Columnist: Confederate flag continues its controversial legacy, part 1
Published 12:00 am Saturday, June 27, 2015

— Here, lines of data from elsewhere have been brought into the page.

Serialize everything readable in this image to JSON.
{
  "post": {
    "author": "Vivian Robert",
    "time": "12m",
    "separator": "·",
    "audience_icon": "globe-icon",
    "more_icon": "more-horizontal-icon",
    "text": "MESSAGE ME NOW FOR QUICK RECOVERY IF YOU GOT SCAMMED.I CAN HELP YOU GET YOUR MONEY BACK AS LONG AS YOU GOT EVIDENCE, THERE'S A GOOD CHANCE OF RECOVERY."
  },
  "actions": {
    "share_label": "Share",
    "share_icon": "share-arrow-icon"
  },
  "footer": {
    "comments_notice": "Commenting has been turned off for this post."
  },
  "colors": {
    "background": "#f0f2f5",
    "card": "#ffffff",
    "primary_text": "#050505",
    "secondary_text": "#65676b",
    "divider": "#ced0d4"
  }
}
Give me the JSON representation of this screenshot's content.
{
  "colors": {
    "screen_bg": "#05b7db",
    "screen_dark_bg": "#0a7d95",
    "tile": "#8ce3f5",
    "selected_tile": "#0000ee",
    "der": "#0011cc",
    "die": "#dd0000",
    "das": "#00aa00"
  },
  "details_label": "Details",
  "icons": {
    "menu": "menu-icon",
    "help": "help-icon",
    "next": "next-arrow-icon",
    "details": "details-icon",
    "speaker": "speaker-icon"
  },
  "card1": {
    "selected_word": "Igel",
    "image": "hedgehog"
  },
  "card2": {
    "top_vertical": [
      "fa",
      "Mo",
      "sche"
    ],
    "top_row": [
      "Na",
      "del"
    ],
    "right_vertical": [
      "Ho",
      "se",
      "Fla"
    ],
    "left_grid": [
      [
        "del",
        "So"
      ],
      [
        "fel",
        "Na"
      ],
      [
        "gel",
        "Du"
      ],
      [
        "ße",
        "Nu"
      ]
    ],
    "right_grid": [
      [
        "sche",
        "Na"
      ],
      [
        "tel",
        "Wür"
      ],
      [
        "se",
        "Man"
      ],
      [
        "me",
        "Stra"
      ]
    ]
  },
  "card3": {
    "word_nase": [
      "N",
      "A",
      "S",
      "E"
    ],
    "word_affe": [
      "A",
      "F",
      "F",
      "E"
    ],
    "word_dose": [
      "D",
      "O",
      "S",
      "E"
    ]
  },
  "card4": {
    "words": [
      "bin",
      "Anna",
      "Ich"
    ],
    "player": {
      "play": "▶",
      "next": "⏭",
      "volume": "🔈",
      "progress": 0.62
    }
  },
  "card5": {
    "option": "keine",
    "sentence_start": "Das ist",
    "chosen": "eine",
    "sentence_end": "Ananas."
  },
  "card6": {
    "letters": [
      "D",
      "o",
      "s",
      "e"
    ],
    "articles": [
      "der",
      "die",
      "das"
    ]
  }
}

It seems as if the Confederate flag debate is rearing its controversial head again. In a state that has recently become the center of attention in the media because a deranged young man allegedly believed that he could incite a race war by killing nine innocent victims, the governor has asked that the state’s flag, replete with confederate symbols, be removed from Capitol grounds. The young man allegedly chose a Charleston, South Carolina, African-American church as his killing field because of its historical significance and importance to the black community. Dylann Roof, the accused killer, is correct, Charleston is rich in history and culture. In fact, historians believe that up to 60 percent of the slaves brought to America entered through the ports in and around Charleston, also called the “Low Country.” Some, I am sure with a degree of sarcasm, have even called the “Low Country” a kind of Ellis Island for African-Americans. It is sarcasm because the Ellis Island immigrants arrived voluntarily as opposed to the Africans who were captured in the Atlantic slave trade. Can a flag really symbolize hatred under the guise of honoring a group’s heritage? In the case of Dylann Roof, he did, in fact, use flags that symbolized hatred and racism. In many of his photographs, he is seen proudly waving a Confederate flag in one hand and a weapon in another. It did not appear, however, as if he had any respect for the American flag, which a recent New York Times article reported he is alleged to have spat on and even burned. Supporters of the Confederate flag contend it is historically significant as a memorial to Confederate soldiers who died while fighting for the South, while critics say it promotes racism. Popular Charleston Mayor Joseph Riley Jr., a Democrat, said hate groups had appropriated the flag. “We can’t put it in a public place where it can give any oxygen to hate-filled people,” Riley said. However, Leland Summers, South Carolina division commander of the Sons of Confederate Veterans, issued a statement recently, dismissing any connection between the killing of nine people allegedly by Dylann and the flag. He went on to say, “do not associate the cowardly actions of a racist to our Confederate banner,” Summers said. “There is absolutely no link between the Charleston massacre and the Confederate memorial banner. Don’t try to create one.” Concomitant with the current flag debate, an Alabama governor has ordered that four Confederate flags be removed from its Capitol grounds. Some high-ranking Republicans even believe that the flag issue should be laid to rest. Sen. Majority Leader Mitch McConnell, R-Ky., said the flag “continues to be a painful reminder of racial oppression to many,” and that “the time for a state to fly it has long since passed.” It is truly difficult for some people to understand why a piece of cloth can stir the angry emotions of so many to the extent that it can cause terror in those who do not embrace or submit to the ideology in which it was created. A symbol of good luck takes on an evil meaning Everyone is familiar with the swastika. Most assume that it was Adolf Hitler’s regime that created it. If you believe this, then you are wrong. The broken cross has been discovered in caves and in other such places to include China, long before it became a symbol of fear, which embodied Hitler’s Nazi regime. It was actually not initially associated with evil, but with good luck. Wear the symbol on clothes today, and you are automatically perceived as advocating racial and ethnic divisiveness. Although Hitler was certainly a demonic individual who rose from humble beginning, he was a marketing genius who wanted to rule the entire world. He was able to persuade the Germans that their country’s bad economy and moral malaise was the result of a Jewish conspiracy. Too many Germans and other countries that aligned themselves with Germany believed in this paranoid and schizophrenic character. Hitler caused the majority of the civilized world to believe that the German people were either being held hostage or were demonic co-conspirators in his evil empire. He perverted legitimate businessmen who submitted bids to secure contracts from his government to build the best and most efficient gas ovens which could exterminate the maximum number of Jews. This was done under the banner of a flag that forced the majority of the God-fearing world, and those who just hated Germany, to come together and say enough is enough and defeated Hitler’s 1,000 year Reich. The swastika insignia on a flag, even today, causes most Jews to rally their forces in order to ensure that it will never again be accorded the status it once had under Hitler. In spite of this, it continues to be an important part of the rituals and uniforms worn by neo Nazis, skin heads and other groups who espouse racial and ethnic purity. Click here to go to part 2 of this column. Contributing columnist Glenn Dowell is an author and LaGrange native who currently lives in Jonesboro. He may be reached at firstname.lastname@example.org.